If you don't enjoy a good juicy chunk of pineapple, there is something wrong with you. I'm sorry, that's just how I feel. Fresh pineapple is one of the world's best treats: sweet, juicy, chewy, and YUM. But I must say, I know very little about pineapples. It's not like they grew on the farm next to me in Wisconsin, dontcha know. So since I don't like having knowledge deficits nor fresh fruit deficits, we made our way over to the Dole Plantation, a short drive up to Wahiama in Central Oahu in Hawaii.

The Dole Plantation is definitely geared towards tourists, but that's not necessarily a bad thing. It's very easy to navigate, kid- and senior-friendly, and an interesting change from the beach scene. There are essentially five things to do here: eat in the cafeteria, shop in the very large gift shop, ride on a small train, go through the World's Largest Maze, and take a tour of their Botanic Garden. We started out at the train, which is pretty darn cute.

It's a 20-minute ride through some of the pineapple fields, commercially-narrated, and entirely pleasant.

Now here is where we parted ways. The kids wanted to do the maze; I find mazes more annoying than challenging. The kids went to the maze, and loved it...

...while I went by myself on the Garden Tour and took NINE BILLION PHOTOS OF FLOWERS AND PLANTS. Forgive me for my excess; perhaps my fellow Seattle pals will enjoy a jolt of color (I hear it's like 44 degrees and raining there, what a SHOCK). You can use them as screensavers or drink coasters! Here we go.

After my nature frenzy, I met up with the Maze Monkeys. A peacock tried to get in the maze. Silly peacocks!

We were thirsty and hungry so got some noms at the Plantation Grill. I got a pineapple chili dog which was DAMN TASTY THANK YOU, and an even-more-tasty thing, the Dole Whip. Oh mah gawd, this concoction was the closest thing I've had to good ol' Wisconsin frozen custard: smoooooth and rich. I could eat several every day. It's good I don't live here.

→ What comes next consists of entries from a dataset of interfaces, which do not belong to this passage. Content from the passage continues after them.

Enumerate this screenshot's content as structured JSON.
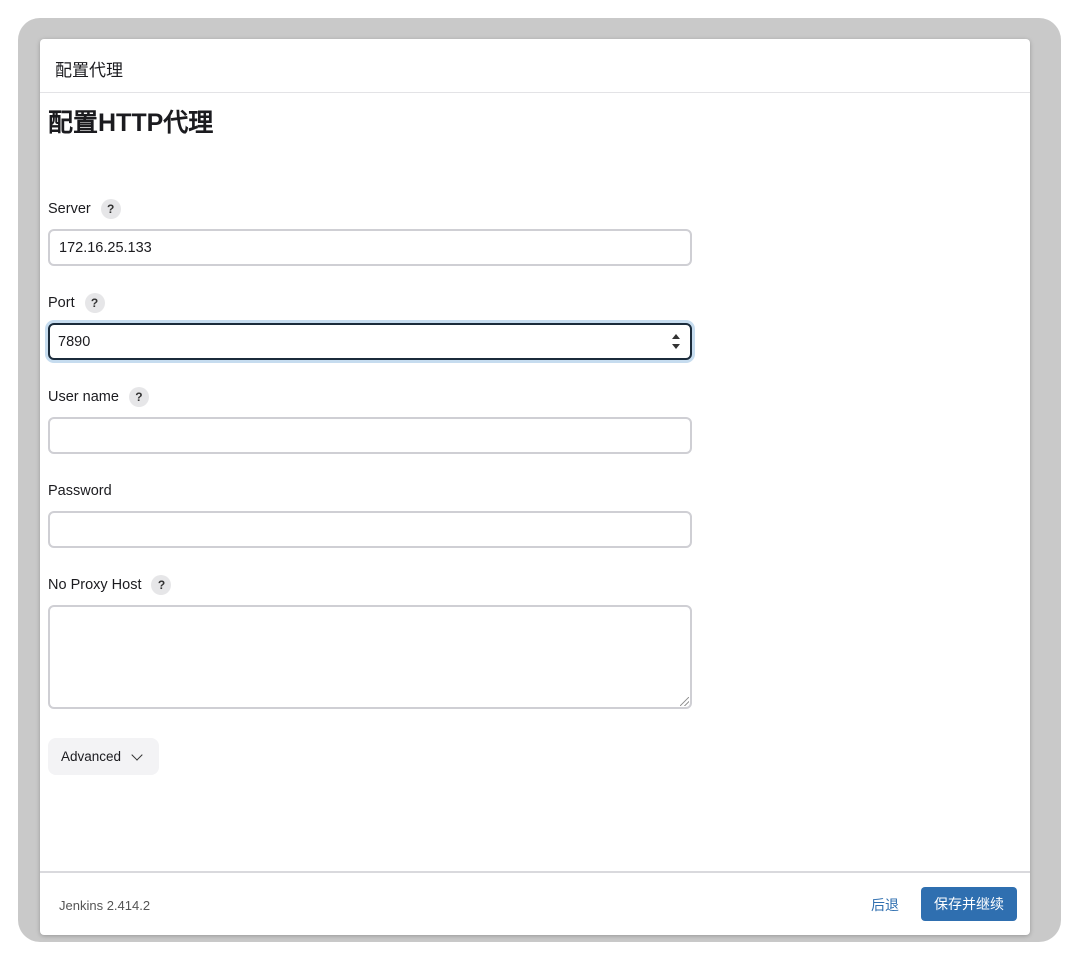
{
  "dialog": {
    "title": "配置代理"
  },
  "form": {
    "heading": "配置HTTP代理",
    "help_glyph": "?",
    "server": {
      "label": "Server",
      "value": "172.16.25.133"
    },
    "port": {
      "label": "Port",
      "value": "7890"
    },
    "username": {
      "label": "User name",
      "value": ""
    },
    "password": {
      "label": "Password",
      "value": ""
    },
    "no_proxy_host": {
      "label": "No Proxy Host",
      "value": ""
    },
    "advanced_label": "Advanced"
  },
  "footer": {
    "version": "Jenkins 2.414.2",
    "back_label": "后退",
    "save_label": "保存并继续"
  },
  "colors": {
    "accent": "#2f6fb0",
    "focus_ring": "#c6dcef",
    "focus_border": "#1b2b3b"
  },
  "icons": {
    "help": "help-icon",
    "advanced": "chevron-down-icon",
    "port_spinner": "spinner-icon"
  }
}
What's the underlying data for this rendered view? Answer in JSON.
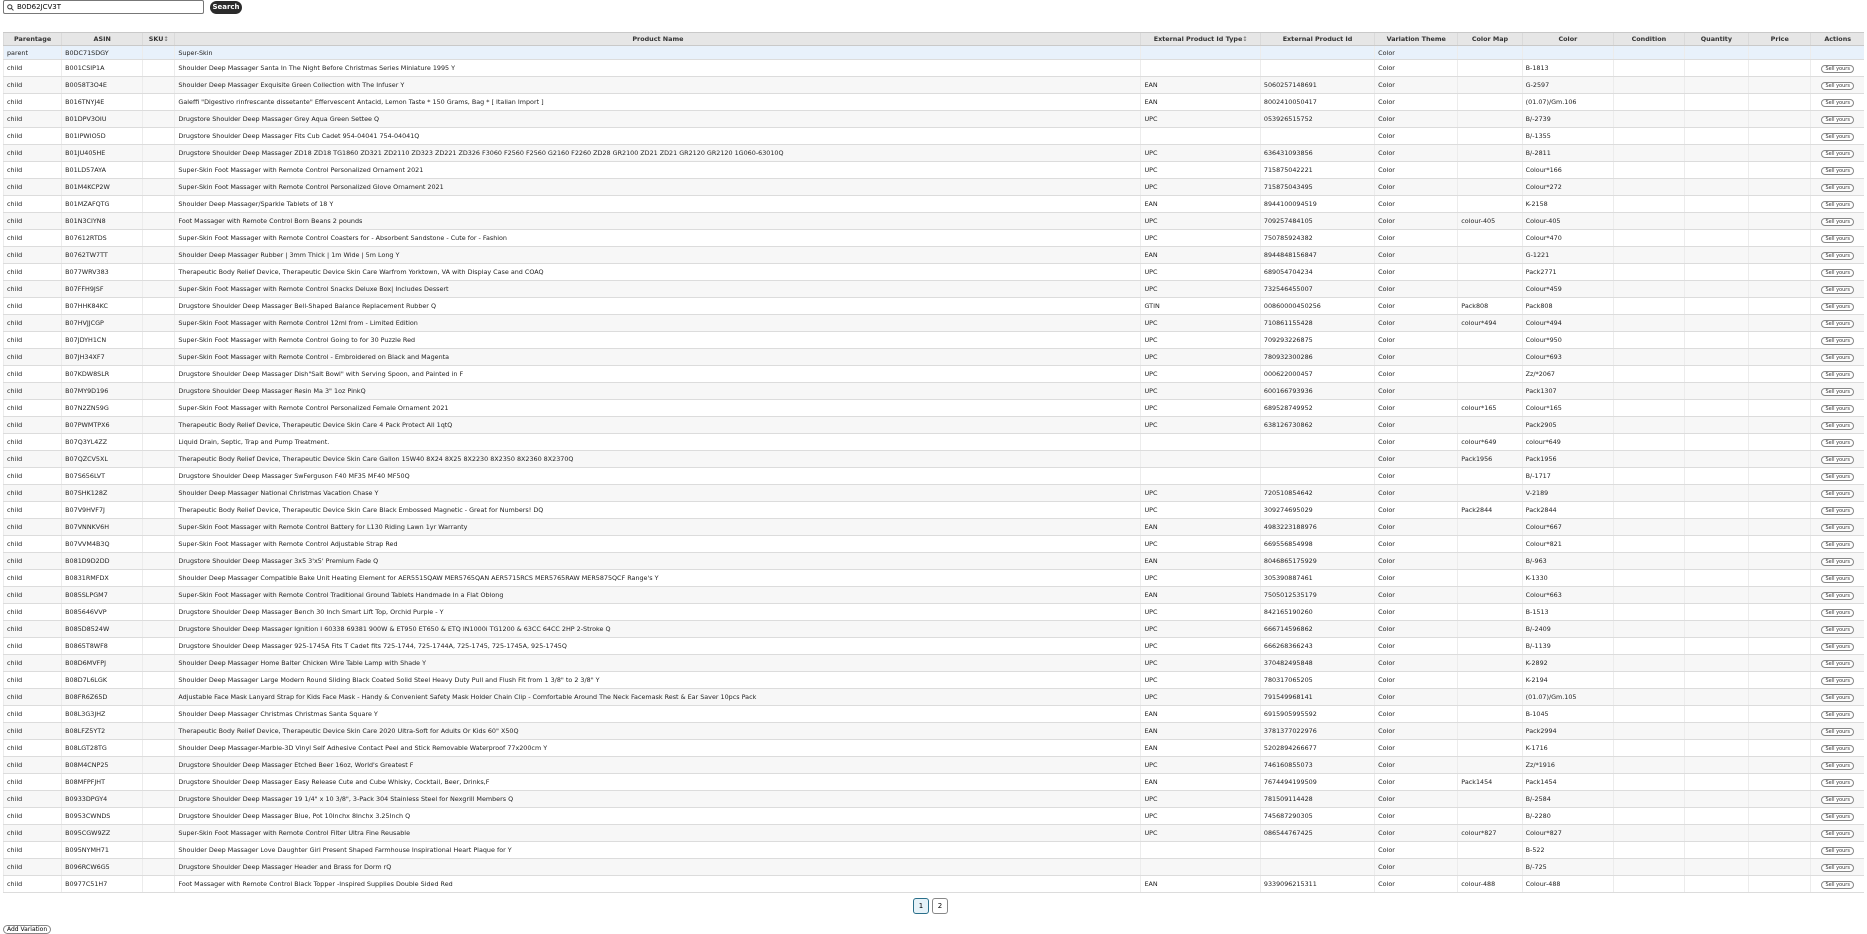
{
  "search": {
    "value": "B0D62JCV3T",
    "button_label": "Search"
  },
  "table": {
    "headers": [
      "Parentage",
      "ASIN",
      "SKU",
      "Product Name",
      "External Product Id Type",
      "External Product Id",
      "Variation Theme",
      "Color Map",
      "Color",
      "Condition",
      "Quantity",
      "Price",
      "Actions"
    ],
    "sort_glyph": "↕",
    "sell_label": "Sell yours",
    "rows": [
      [
        "parent",
        "B0DC71SDGY",
        "",
        "Super-Skin",
        "",
        "",
        "Color",
        "",
        "",
        "",
        "",
        "",
        ""
      ],
      [
        "child",
        "B001CSIP1A",
        "",
        "Shoulder Deep Massager Santa In The Night Before Christmas Series Miniature 1995 Y",
        "",
        "",
        "Color",
        "",
        "B-1813",
        "",
        "",
        "",
        "sell"
      ],
      [
        "child",
        "B0058T3O4E",
        "",
        "Shoulder Deep Massager Exquisite Green Collection with The Infuser Y",
        "EAN",
        "5060257148691",
        "Color",
        "",
        "G-2597",
        "",
        "",
        "",
        "sell"
      ],
      [
        "child",
        "B016TNYJ4E",
        "",
        "Galeffi \"Digestivo rinfrescante dissetante\" Effervescent Antacid, Lemon Taste * 150 Grams, Bag * [ Italian Import ]",
        "EAN",
        "8002410050417",
        "Color",
        "",
        "(01.07)/Gm.106",
        "",
        "",
        "",
        "sell"
      ],
      [
        "child",
        "B01DPV3OIU",
        "",
        "Drugstore Shoulder Deep Massager Grey Aqua Green Settee Q",
        "UPC",
        "053926515752",
        "Color",
        "",
        "B/-2739",
        "",
        "",
        "",
        "sell"
      ],
      [
        "child",
        "B01IPWIO5D",
        "",
        "Drugstore Shoulder Deep Massager Fits Cub Cadet 954-04041 754-04041Q",
        "",
        "",
        "Color",
        "",
        "B/-1355",
        "",
        "",
        "",
        "sell"
      ],
      [
        "child",
        "B01JU405HE",
        "",
        "Drugstore Shoulder Deep Massager ZD18 ZD18 TG1860 ZD321 ZD2110 ZD323 ZD221 ZD326 F3060 F2560 F2560 G2160 F2260 ZD28 GR2100 ZD21 ZD21 GR2120 GR2120 1G060-63010Q",
        "UPC",
        "636431093856",
        "Color",
        "",
        "B/-2811",
        "",
        "",
        "",
        "sell"
      ],
      [
        "child",
        "B01LD57AYA",
        "",
        "Super-Skin Foot Massager with Remote Control Personalized Ornament 2021",
        "UPC",
        "715875042221",
        "Color",
        "",
        "Colour*166",
        "",
        "",
        "",
        "sell"
      ],
      [
        "child",
        "B01M4KCP2W",
        "",
        "Super-Skin Foot Massager with Remote Control Personalized Glove Ornament 2021",
        "UPC",
        "715875043495",
        "Color",
        "",
        "Colour*272",
        "",
        "",
        "",
        "sell"
      ],
      [
        "child",
        "B01MZAFQTG",
        "",
        "Shoulder Deep Massager/Sparkle Tablets of 18 Y",
        "EAN",
        "8944100094519",
        "Color",
        "",
        "K-2158",
        "",
        "",
        "",
        "sell"
      ],
      [
        "child",
        "B01N3CIYN8",
        "",
        "Foot Massager with Remote Control Born Beans 2 pounds",
        "UPC",
        "709257484105",
        "Color",
        "colour-405",
        "Colour-405",
        "",
        "",
        "",
        "sell"
      ],
      [
        "child",
        "B07612RTDS",
        "",
        "Super-Skin Foot Massager with Remote Control Coasters for - Absorbent Sandstone - Cute for - Fashion",
        "UPC",
        "750785924382",
        "Color",
        "",
        "Colour*470",
        "",
        "",
        "",
        "sell"
      ],
      [
        "child",
        "B0762TW7TT",
        "",
        "Shoulder Deep Massager Rubber | 3mm Thick | 1m Wide | 5m Long Y",
        "EAN",
        "8944848156847",
        "Color",
        "",
        "G-1221",
        "",
        "",
        "",
        "sell"
      ],
      [
        "child",
        "B077WRV383",
        "",
        "Therapeutic Body Relief Device, Therapeutic Device Skin Care Warfrom Yorktown, VA with Display Case and COAQ",
        "UPC",
        "689054704234",
        "Color",
        "",
        "Pack2771",
        "",
        "",
        "",
        "sell"
      ],
      [
        "child",
        "B07FFH9JSF",
        "",
        "Super-Skin Foot Massager with Remote Control Snacks Deluxe Box| Includes Dessert",
        "UPC",
        "732546455007",
        "Color",
        "",
        "Colour*459",
        "",
        "",
        "",
        "sell"
      ],
      [
        "child",
        "B07HHK84KC",
        "",
        "Drugstore Shoulder Deep Massager Bell-Shaped Balance Replacement Rubber Q",
        "GTIN",
        "00860000450256",
        "Color",
        "Pack808",
        "Pack808",
        "",
        "",
        "",
        "sell"
      ],
      [
        "child",
        "B07HVJJCGP",
        "",
        "Super-Skin Foot Massager with Remote Control 12ml from - Limited Edition",
        "UPC",
        "710861155428",
        "Color",
        "colour*494",
        "Colour*494",
        "",
        "",
        "",
        "sell"
      ],
      [
        "child",
        "B07JDYH1CN",
        "",
        "Super-Skin Foot Massager with Remote Control Going to for 30 Puzzle Red",
        "UPC",
        "709293226875",
        "Color",
        "",
        "Colour*950",
        "",
        "",
        "",
        "sell"
      ],
      [
        "child",
        "B07JH34XF7",
        "",
        "Super-Skin Foot Massager with Remote Control - Embroidered on Black and Magenta",
        "UPC",
        "780932300286",
        "Color",
        "",
        "Colour*693",
        "",
        "",
        "",
        "sell"
      ],
      [
        "child",
        "B07KDW8SLR",
        "",
        "Drugstore Shoulder Deep Massager Dish\"Salt Bowl\" with Serving Spoon, and Painted in F",
        "UPC",
        "000622000457",
        "Color",
        "",
        "Zz/*2067",
        "",
        "",
        "",
        "sell"
      ],
      [
        "child",
        "B07MY9D196",
        "",
        "Drugstore Shoulder Deep Massager Resin Ma 3\" 1oz PinkQ",
        "UPC",
        "600166793936",
        "Color",
        "",
        "Pack1307",
        "",
        "",
        "",
        "sell"
      ],
      [
        "child",
        "B07N2ZN59G",
        "",
        "Super-Skin Foot Massager with Remote Control Personalized Female Ornament 2021",
        "UPC",
        "689528749952",
        "Color",
        "colour*165",
        "Colour*165",
        "",
        "",
        "",
        "sell"
      ],
      [
        "child",
        "B07PWMTPX6",
        "",
        "Therapeutic Body Relief Device, Therapeutic Device Skin Care 4 Pack Protect All 1qtQ",
        "UPC",
        "638126730862",
        "Color",
        "",
        "Pack2905",
        "",
        "",
        "",
        "sell"
      ],
      [
        "child",
        "B07Q3YL4ZZ",
        "",
        "Liquid Drain, Septic, Trap and Pump Treatment.",
        "",
        "",
        "Color",
        "colour*649",
        "colour*649",
        "",
        "",
        "",
        "sell"
      ],
      [
        "child",
        "B07QZCV5XL",
        "",
        "Therapeutic Body Relief Device, Therapeutic Device Skin Care Gallon 15W40 8X24 8X25 8X2230 8X2350 8X2360 8X2370Q",
        "",
        "",
        "Color",
        "Pack1956",
        "Pack1956",
        "",
        "",
        "",
        "sell"
      ],
      [
        "child",
        "B07S656LVT",
        "",
        "Drugstore Shoulder Deep Massager SwFerguson F40 MF35 MF40 MF50Q",
        "",
        "",
        "Color",
        "",
        "B/-1717",
        "",
        "",
        "",
        "sell"
      ],
      [
        "child",
        "B07SHK128Z",
        "",
        "Shoulder Deep Massager National Christmas Vacation Chase Y",
        "UPC",
        "720510854642",
        "Color",
        "",
        "V-2189",
        "",
        "",
        "",
        "sell"
      ],
      [
        "child",
        "B07V9HVF7J",
        "",
        "Therapeutic Body Relief Device, Therapeutic Device Skin Care Black Embossed Magnetic - Great for Numbers! DQ",
        "UPC",
        "309274695029",
        "Color",
        "Pack2844",
        "Pack2844",
        "",
        "",
        "",
        "sell"
      ],
      [
        "child",
        "B07VNNKV6H",
        "",
        "Super-Skin Foot Massager with Remote Control Battery for L130 Riding Lawn 1yr Warranty",
        "EAN",
        "4983223188976",
        "Color",
        "",
        "Colour*667",
        "",
        "",
        "",
        "sell"
      ],
      [
        "child",
        "B07VVM4B3Q",
        "",
        "Super-Skin Foot Massager with Remote Control Adjustable Strap Red",
        "UPC",
        "669556854998",
        "Color",
        "",
        "Colour*821",
        "",
        "",
        "",
        "sell"
      ],
      [
        "child",
        "B081D9D2DD",
        "",
        "Drugstore Shoulder Deep Massager 3x5 3'x5' Premium Fade Q",
        "EAN",
        "8046865175929",
        "Color",
        "",
        "B/-963",
        "",
        "",
        "",
        "sell"
      ],
      [
        "child",
        "B0831RMFDX",
        "",
        "Shoulder Deep Massager Compatible Bake Unit Heating Element for AER5515QAW MER5765QAN AER5715RCS MER5765RAW MER5875QCF Range's Y",
        "UPC",
        "305390887461",
        "Color",
        "",
        "K-1330",
        "",
        "",
        "",
        "sell"
      ],
      [
        "child",
        "B085SLPGM7",
        "",
        "Super-Skin Foot Massager with Remote Control Traditional Ground Tablets Handmade In a Flat Oblong",
        "EAN",
        "7505012535179",
        "Color",
        "",
        "Colour*663",
        "",
        "",
        "",
        "sell"
      ],
      [
        "child",
        "B085646VVP",
        "",
        "Drugstore Shoulder Deep Massager Bench 30 Inch Smart Lift Top, Orchid Purple - Y",
        "UPC",
        "842165190260",
        "Color",
        "",
        "B-1513",
        "",
        "",
        "",
        "sell"
      ],
      [
        "child",
        "B085D8524W",
        "",
        "Drugstore Shoulder Deep Massager Ignition I 60338 69381 900W & ET950 ET650 & ETQ IN1000i TG1200 & 63CC 64CC 2HP 2-Stroke Q",
        "UPC",
        "666714596862",
        "Color",
        "",
        "B/-2409",
        "",
        "",
        "",
        "sell"
      ],
      [
        "child",
        "B0865T8WF8",
        "",
        "Drugstore Shoulder Deep Massager 925-1745A Fits T Cadet fits 725-1744, 725-1744A, 725-1745, 725-1745A, 925-1745Q",
        "UPC",
        "666268366243",
        "Color",
        "",
        "B/-1139",
        "",
        "",
        "",
        "sell"
      ],
      [
        "child",
        "B08D6MVFPJ",
        "",
        "Shoulder Deep Massager Home Balter Chicken Wire Table Lamp with Shade Y",
        "UPC",
        "370482495848",
        "Color",
        "",
        "K-2892",
        "",
        "",
        "",
        "sell"
      ],
      [
        "child",
        "B08D7L6LGK",
        "",
        "Shoulder Deep Massager Large Modern Round Sliding Black Coated Solid Steel Heavy Duty Pull and Flush Fit from 1 3/8\" to 2 3/8\" Y",
        "UPC",
        "780317065205",
        "Color",
        "",
        "K-2194",
        "",
        "",
        "",
        "sell"
      ],
      [
        "child",
        "B08FR6Z65D",
        "",
        "Adjustable Face Mask Lanyard Strap for Kids Face Mask - Handy & Convenient Safety Mask Holder Chain Clip - Comfortable Around The Neck Facemask Rest & Ear Saver 10pcs Pack",
        "UPC",
        "791549968141",
        "Color",
        "",
        "(01.07)/Gm.105",
        "",
        "",
        "",
        "sell"
      ],
      [
        "child",
        "B08L3G3JHZ",
        "",
        "Shoulder Deep Massager Christmas Christmas Santa Square Y",
        "EAN",
        "6915905995592",
        "Color",
        "",
        "B-1045",
        "",
        "",
        "",
        "sell"
      ],
      [
        "child",
        "B08LFZ5YT2",
        "",
        "Therapeutic Body Relief Device, Therapeutic Device Skin Care 2020 Ultra-Soft for Adults Or Kids 60\" X50Q",
        "EAN",
        "3781377022976",
        "Color",
        "",
        "Pack2994",
        "",
        "",
        "",
        "sell"
      ],
      [
        "child",
        "B08LGT28TG",
        "",
        "Shoulder Deep Massager-Marble-3D Vinyl Self Adhesive Contact Peel and Stick Removable Waterproof 77x200cm Y",
        "EAN",
        "5202894266677",
        "Color",
        "",
        "K-1716",
        "",
        "",
        "",
        "sell"
      ],
      [
        "child",
        "B08M4CNP25",
        "",
        "Drugstore Shoulder Deep Massager Etched Beer 16oz, World's Greatest F",
        "UPC",
        "746160855073",
        "Color",
        "",
        "Zz/*1916",
        "",
        "",
        "",
        "sell"
      ],
      [
        "child",
        "B08MFPFJHT",
        "",
        "Drugstore Shoulder Deep Massager Easy Release Cute and Cube Whisky, Cocktail, Beer, Drinks,F",
        "EAN",
        "7674494199509",
        "Color",
        "Pack1454",
        "Pack1454",
        "",
        "",
        "",
        "sell"
      ],
      [
        "child",
        "B0933DPGY4",
        "",
        "Drugstore Shoulder Deep Massager 19 1/4\" x 10 3/8\", 3-Pack 304 Stainless Steel for Nexgrill Members Q",
        "UPC",
        "781509114428",
        "Color",
        "",
        "B/-2584",
        "",
        "",
        "",
        "sell"
      ],
      [
        "child",
        "B0953CWNDS",
        "",
        "Drugstore Shoulder Deep Massager Blue, Pot 10Inchx 8Inchx 3.25Inch Q",
        "UPC",
        "745687290305",
        "Color",
        "",
        "B/-2280",
        "",
        "",
        "",
        "sell"
      ],
      [
        "child",
        "B095CGW9ZZ",
        "",
        "Super-Skin Foot Massager with Remote Control Filter Ultra Fine Reusable",
        "UPC",
        "086544767425",
        "Color",
        "colour*827",
        "Colour*827",
        "",
        "",
        "",
        "sell"
      ],
      [
        "child",
        "B095NYMH71",
        "",
        "Shoulder Deep Massager Love Daughter Girl Present Shaped Farmhouse Inspirational Heart Plaque for Y",
        "",
        "",
        "Color",
        "",
        "B-522",
        "",
        "",
        "",
        "sell"
      ],
      [
        "child",
        "B096RCW6G5",
        "",
        "Drugstore Shoulder Deep Massager Header and Brass for Dorm rQ",
        "",
        "",
        "Color",
        "",
        "B/-725",
        "",
        "",
        "",
        "sell"
      ],
      [
        "child",
        "B0977C51H7",
        "",
        "Foot Massager with Remote Control Black Topper -Inspired Supplies Double Sided Red",
        "EAN",
        "9339096215311",
        "Color",
        "colour-488",
        "Colour-488",
        "",
        "",
        "",
        "sell"
      ]
    ]
  },
  "pagination": {
    "pages": [
      "1",
      "2"
    ],
    "active": "1"
  },
  "add_variation_label": "Add Variation"
}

After that, we did the final thing, a trip to the gift shop, where MissEight and I bought a couple of t-shirts, some bracelets, a book, and some locally-made soaps. We left full of food and knowledge, with a pocketbook only a little emptier, and called it a day.